» To do
Copy the entries below in full, keeping them exactly as they are.

(Website and app data records)
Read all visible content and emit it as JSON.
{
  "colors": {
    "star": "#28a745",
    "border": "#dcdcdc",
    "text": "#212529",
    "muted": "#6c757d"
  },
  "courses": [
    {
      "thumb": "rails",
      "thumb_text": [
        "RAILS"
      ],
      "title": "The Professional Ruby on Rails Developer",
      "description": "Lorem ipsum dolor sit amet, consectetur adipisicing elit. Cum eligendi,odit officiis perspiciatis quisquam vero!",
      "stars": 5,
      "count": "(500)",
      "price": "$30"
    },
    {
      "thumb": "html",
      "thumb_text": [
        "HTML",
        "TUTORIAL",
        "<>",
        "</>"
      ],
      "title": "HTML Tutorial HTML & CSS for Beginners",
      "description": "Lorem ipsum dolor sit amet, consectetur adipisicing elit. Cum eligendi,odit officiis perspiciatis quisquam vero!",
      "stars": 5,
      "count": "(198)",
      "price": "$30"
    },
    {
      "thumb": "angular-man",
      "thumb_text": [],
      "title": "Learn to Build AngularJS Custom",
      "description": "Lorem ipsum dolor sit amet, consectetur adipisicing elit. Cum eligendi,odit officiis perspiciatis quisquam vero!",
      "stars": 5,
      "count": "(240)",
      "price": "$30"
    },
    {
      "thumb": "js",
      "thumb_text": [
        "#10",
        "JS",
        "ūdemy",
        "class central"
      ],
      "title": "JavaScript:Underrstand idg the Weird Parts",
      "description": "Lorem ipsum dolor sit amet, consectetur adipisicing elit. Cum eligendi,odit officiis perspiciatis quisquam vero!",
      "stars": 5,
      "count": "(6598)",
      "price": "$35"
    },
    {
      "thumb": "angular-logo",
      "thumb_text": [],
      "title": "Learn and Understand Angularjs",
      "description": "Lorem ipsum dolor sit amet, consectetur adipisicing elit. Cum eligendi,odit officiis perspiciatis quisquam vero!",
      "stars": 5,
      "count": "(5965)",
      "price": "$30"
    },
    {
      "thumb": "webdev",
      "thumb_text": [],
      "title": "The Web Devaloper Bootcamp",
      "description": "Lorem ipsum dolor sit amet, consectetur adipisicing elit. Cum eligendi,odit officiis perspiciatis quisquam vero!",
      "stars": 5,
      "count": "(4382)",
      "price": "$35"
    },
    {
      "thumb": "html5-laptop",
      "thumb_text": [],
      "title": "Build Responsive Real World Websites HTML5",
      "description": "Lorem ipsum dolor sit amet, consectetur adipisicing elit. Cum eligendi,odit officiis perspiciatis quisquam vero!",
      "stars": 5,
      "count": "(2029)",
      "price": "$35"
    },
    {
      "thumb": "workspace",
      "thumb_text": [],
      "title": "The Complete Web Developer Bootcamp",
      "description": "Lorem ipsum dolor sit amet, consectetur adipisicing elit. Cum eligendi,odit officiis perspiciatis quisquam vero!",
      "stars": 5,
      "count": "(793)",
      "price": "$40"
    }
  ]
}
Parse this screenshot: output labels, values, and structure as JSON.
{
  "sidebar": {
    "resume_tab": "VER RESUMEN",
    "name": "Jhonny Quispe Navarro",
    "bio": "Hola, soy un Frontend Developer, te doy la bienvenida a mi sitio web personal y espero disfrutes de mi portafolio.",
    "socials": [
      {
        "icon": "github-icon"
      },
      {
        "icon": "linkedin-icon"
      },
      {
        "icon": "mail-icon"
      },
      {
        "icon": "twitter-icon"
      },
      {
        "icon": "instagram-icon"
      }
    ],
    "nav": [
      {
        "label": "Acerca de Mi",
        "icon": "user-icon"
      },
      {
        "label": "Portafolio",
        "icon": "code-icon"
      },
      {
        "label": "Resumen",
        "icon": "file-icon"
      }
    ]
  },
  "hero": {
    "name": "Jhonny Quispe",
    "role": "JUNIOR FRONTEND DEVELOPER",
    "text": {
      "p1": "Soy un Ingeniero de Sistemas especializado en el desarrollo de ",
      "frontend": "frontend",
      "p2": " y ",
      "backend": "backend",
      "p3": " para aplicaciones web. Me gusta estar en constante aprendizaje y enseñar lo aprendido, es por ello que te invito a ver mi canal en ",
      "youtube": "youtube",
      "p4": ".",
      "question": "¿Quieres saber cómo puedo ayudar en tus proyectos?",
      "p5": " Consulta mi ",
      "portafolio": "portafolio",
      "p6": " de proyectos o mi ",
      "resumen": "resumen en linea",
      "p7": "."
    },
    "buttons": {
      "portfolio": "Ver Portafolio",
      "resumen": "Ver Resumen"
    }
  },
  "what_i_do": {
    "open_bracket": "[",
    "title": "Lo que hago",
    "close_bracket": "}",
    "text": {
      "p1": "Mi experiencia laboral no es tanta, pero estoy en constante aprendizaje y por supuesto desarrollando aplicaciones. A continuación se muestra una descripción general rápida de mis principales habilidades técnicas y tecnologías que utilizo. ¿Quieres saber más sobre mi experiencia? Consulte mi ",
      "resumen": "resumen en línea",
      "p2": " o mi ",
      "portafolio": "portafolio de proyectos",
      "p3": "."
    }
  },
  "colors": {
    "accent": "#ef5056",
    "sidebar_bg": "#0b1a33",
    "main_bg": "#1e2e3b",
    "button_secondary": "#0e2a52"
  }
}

» Task answer
Read all visible content and emit it as JSON.
{
  "colors": {
    "star": "#28a745",
    "border": "#dcdcdc",
    "text": "#212529",
    "muted": "#6c757d"
  },
  "courses": [
    {
      "thumb": "rails",
      "thumb_text": [
        "RAILS"
      ],
      "title": "The Professional Ruby on Rails Developer",
      "description": "Lorem ipsum dolor sit amet, consectetur adipisicing elit. Cum eligendi,odit officiis perspiciatis quisquam vero!",
      "stars": 5,
      "count": "(500)",
      "price": "$30"
    },
    {
      "thumb": "html",
      "thumb_text": [
        "HTML",
        "TUTORIAL",
        "<>",
        "</>"
      ],
      "title": "HTML Tutorial HTML & CSS for Beginners",
      "description": "Lorem ipsum dolor sit amet, consectetur adipisicing elit. Cum eligendi,odit officiis perspiciatis quisquam vero!",
      "stars": 5,
      "count": "(198)",
      "price": "$30"
    },
    {
      "thumb": "angular-man",
      "thumb_text": [],
      "title": "Learn to Build AngularJS Custom",
      "description": "Lorem ipsum dolor sit amet, consectetur adipisicing elit. Cum eligendi,odit officiis perspiciatis quisquam vero!",
      "stars": 5,
      "count": "(240)",
      "price": "$30"
    },
    {
      "thumb": "js",
      "thumb_text": [
        "#10",
        "JS",
        "ūdemy",
        "class central"
      ],
      "title": "JavaScript:Underrstand idg the Weird Parts",
      "description": "Lorem ipsum dolor sit amet, consectetur adipisicing elit. Cum eligendi,odit officiis perspiciatis quisquam vero!",
      "stars": 5,
      "count": "(6598)",
      "price": "$35"
    },
    {
      "thumb": "angular-logo",
      "thumb_text": [],
      "title": "Learn and Understand Angularjs",
      "description": "Lorem ipsum dolor sit amet, consectetur adipisicing elit. Cum eligendi,odit officiis perspiciatis quisquam vero!",
      "stars": 5,
      "count": "(5965)",
      "price": "$30"
    },
    {
      "thumb": "webdev",
      "thumb_text": [],
      "title": "The Web Devaloper Bootcamp",
      "description": "Lorem ipsum dolor sit amet, consectetur adipisicing elit. Cum eligendi,odit officiis perspiciatis quisquam vero!",
      "stars": 5,
      "count": "(4382)",
      "price": "$35"
    },
    {
      "thumb": "html5-laptop",
      "thumb_text": [],
      "title": "Build Responsive Real World Websites HTML5",
      "description": "Lorem ipsum dolor sit amet, consectetur adipisicing elit. Cum eligendi,odit officiis perspiciatis quisquam vero!",
      "stars": 5,
      "count": "(2029)",
      "price": "$35"
    },
    {
      "thumb": "workspace",
      "thumb_text": [],
      "title": "The Complete Web Developer Bootcamp",
      "description": "Lorem ipsum dolor sit amet, consectetur adipisicing elit. Cum eligendi,odit officiis perspiciatis quisquam vero!",
      "stars": 5,
      "count": "(793)",
      "price": "$40"
    }
  ]
}
Parse this screenshot: output labels, values, and structure as JSON.
{
  "sidebar": {
    "resume_tab": "VER RESUMEN",
    "name": "Jhonny Quispe Navarro",
    "bio": "Hola, soy un Frontend Developer, te doy la bienvenida a mi sitio web personal y espero disfrutes de mi portafolio.",
    "socials": [
      {
        "icon": "github-icon"
      },
      {
        "icon": "linkedin-icon"
      },
      {
        "icon": "mail-icon"
      },
      {
        "icon": "twitter-icon"
      },
      {
        "icon": "instagram-icon"
      }
    ],
    "nav": [
      {
        "label": "Acerca de Mi",
        "icon": "user-icon"
      },
      {
        "label": "Portafolio",
        "icon": "code-icon"
      },
      {
        "label": "Resumen",
        "icon": "file-icon"
      }
    ]
  },
  "hero": {
    "name": "Jhonny Quispe",
    "role": "JUNIOR FRONTEND DEVELOPER",
    "text": {
      "p1": "Soy un Ingeniero de Sistemas especializado en el desarrollo de ",
      "frontend": "frontend",
      "p2": " y ",
      "backend": "backend",
      "p3": " para aplicaciones web. Me gusta estar en constante aprendizaje y enseñar lo aprendido, es por ello que te invito a ver mi canal en ",
      "youtube": "youtube",
      "p4": ".",
      "question": "¿Quieres saber cómo puedo ayudar en tus proyectos?",
      "p5": " Consulta mi ",
      "portafolio": "portafolio",
      "p6": " de proyectos o mi ",
      "resumen": "resumen en linea",
      "p7": "."
    },
    "buttons": {
      "portfolio": "Ver Portafolio",
      "resumen": "Ver Resumen"
    }
  },
  "what_i_do": {
    "open_bracket": "[",
    "title": "Lo que hago",
    "close_bracket": "}",
    "text": {
      "p1": "Mi experiencia laboral no es tanta, pero estoy en constante aprendizaje y por supuesto desarrollando aplicaciones. A continuación se muestra una descripción general rápida de mis principales habilidades técnicas y tecnologías que utilizo. ¿Quieres saber más sobre mi experiencia? Consulte mi ",
      "resumen": "resumen en línea",
      "p2": " o mi ",
      "portafolio": "portafolio de proyectos",
      "p3": "."
    }
  },
  "colors": {
    "accent": "#ef5056",
    "sidebar_bg": "#0b1a33",
    "main_bg": "#1e2e3b",
    "button_secondary": "#0e2a52"
  }
}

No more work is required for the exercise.